Paper No. 7
Presentation Time: 8:00 AM-6:00 PM

Oxygen and Hydrogen Isotope Time-Series Data In the Hydrologic Cycle of the Gulf Coast, USA

LAMBERT, William Joseph, Geological Sciences, University of Alabama, 202 Bevill Building, Tuscaloosa, AL 35487 and AHARON, Paul, Department of Geological Sciences, University of Alabama, 2003 Bevill Building, 7th Avenue P.O. Box 870338, Tuscaloosa, AL 35487-0338, lambe012@bama.ua.edu

Stable isotopes of oxygen and hydrogen in water, conventionally expressed as d18O and dD, are important tracers of the global, regional, and local hydrologic cycle. The importance of the isotopes tracer aspect in water management has long been recognized by the International Atomic Energy Agency that maintains a global network of sampling stations. Surprisingly, however, there are no stations in the entire US Gulf Coast. Consequently, a baseline isotope data for groundwater resources in this important region of USA is presently absent.

In order to determine the Gulf Coast hydrologic cycle we analyzed rainfall and groundwater from the vadose and phreatic zones in central Alabama.
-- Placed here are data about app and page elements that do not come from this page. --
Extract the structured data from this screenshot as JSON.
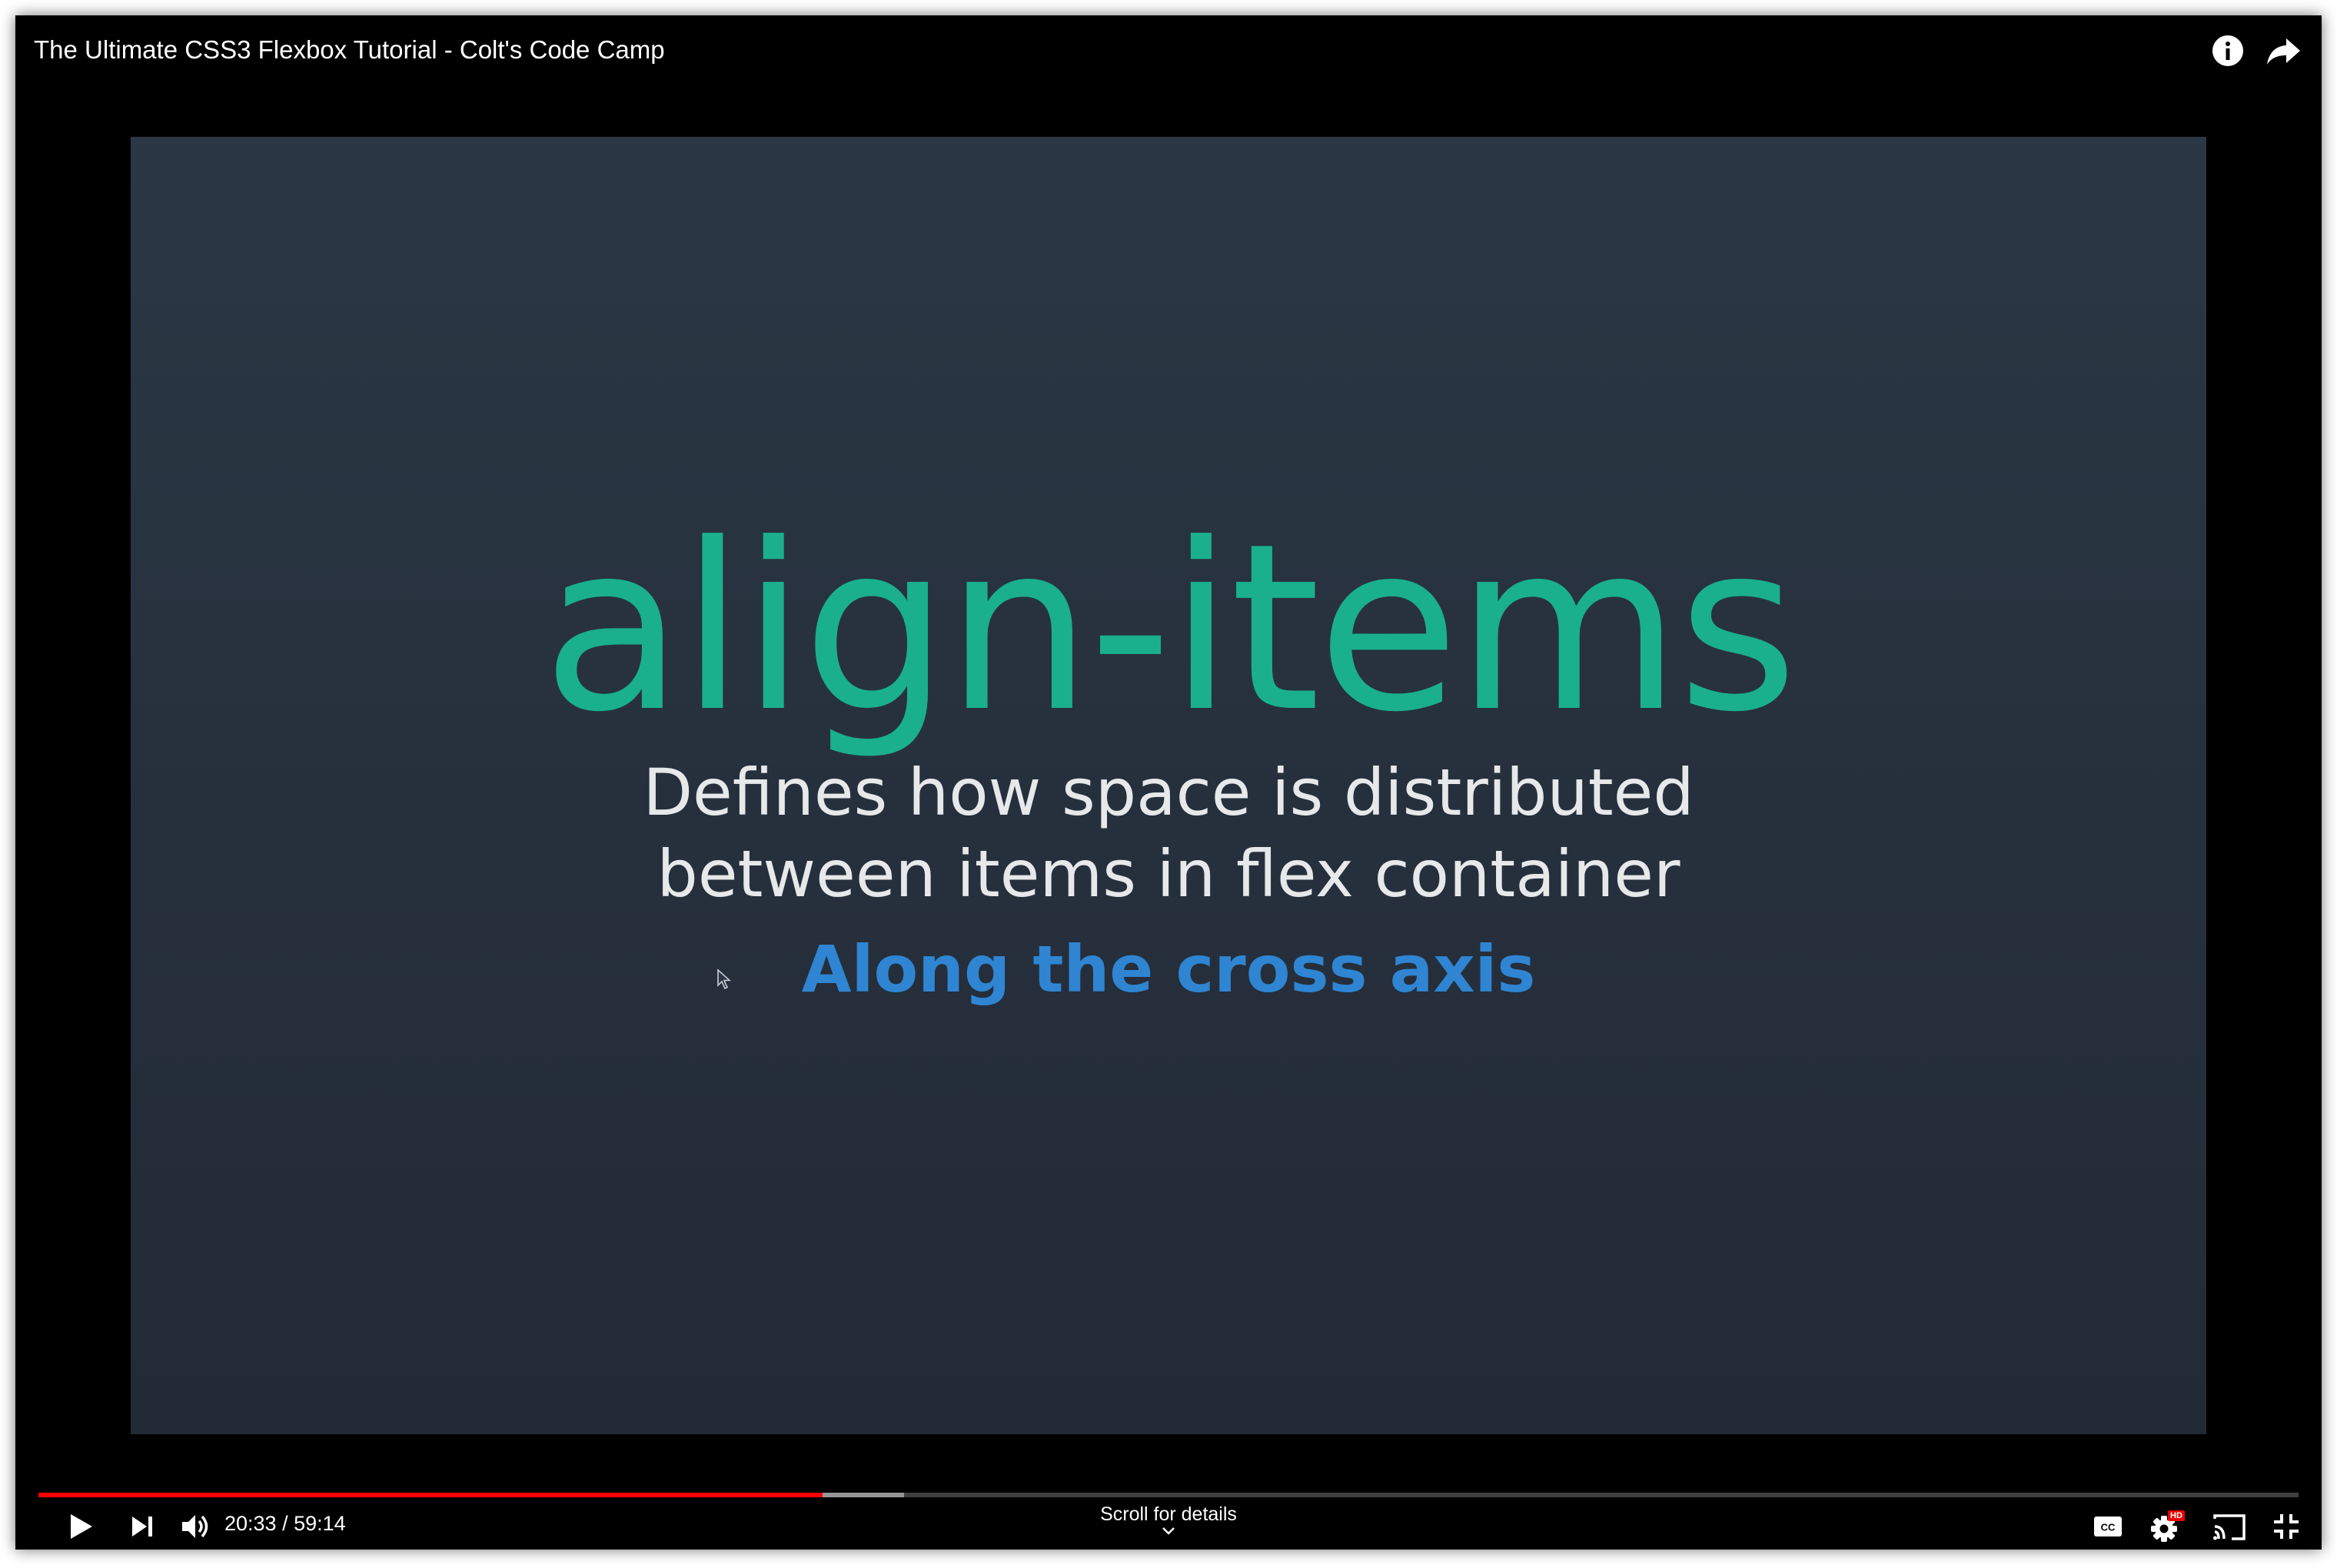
{
  "video": {
    "title": "The Ultimate CSS3 Flexbox Tutorial - Colt's Code Camp"
  },
  "slide": {
    "heading": "align-items",
    "description_lines": [
      "Defines how space is distributed",
      "between items in flex container"
    ],
    "subheading": "Along the cross axis",
    "colors": {
      "heading": "#1ab08d",
      "description": "#e6e8ea",
      "subheading": "#2f85d2",
      "background": "#27313e"
    }
  },
  "controls": {
    "current_time": "20:33",
    "duration": "59:14",
    "time_display": "20:33 / 59:14",
    "progress_fraction": 0.347,
    "buffered_fraction": 0.383,
    "progress_color": "#ff0000",
    "scroll_hint": "Scroll for details",
    "quality_badge": "HD",
    "icons": {
      "top_right": [
        "info-icon",
        "share-icon"
      ],
      "left": [
        "play-icon",
        "next-icon",
        "volume-icon"
      ],
      "right": [
        "subtitles-icon",
        "settings-icon",
        "cast-icon",
        "exit-fullscreen-icon"
      ]
    }
  }
}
Rainfall d18O and dD were measured at weekly resolution since June 2005 from water collected in a rain gauge located at the University of Alabama campus. Vadose groundwater was retrieved from drip water in DeSoto Caverns (Childersburg, AL), while phreatic groundwater was extracted from a nearby well.

Isotopic composition of weekly precipitation varies widely ranging from -12.5 to 1.9 (‰V-SMOW) and -78.3 to 17.8 (‰V-SMOW) for d18O and dD, respectively. The weighted mean for precipitation d18O is -4.8 ±1.6‰ (n=108) with winter precipitation being slightly more negative than summer (-5.2 ±1.7‰; n=52 vs. -4.4 ±1.4‰; n=56). Anomalously negative isotope values (-7.0 ±2.0‰; n=5) were determined during hurricane-driven rainfall events in 2005. Both vadose and phreatic groundwaters show little temporal variability in isotopic composition and yield mean values (-5.1 ±0.2‰ and -5.0 ±0.4‰) that match that of mean winter infiltration and hurricane-related rainfall events. The relationship between d18O and dD for all water measured obeys Craig's meteoric water line equation. The observations suggest that (1) the principal source of groundwater recharge is from rainfall infiltration, and (2) the regional groundwater reflects a strong “winter” rainfall signal and occasional hurricane-related rainfall flooding in the summer.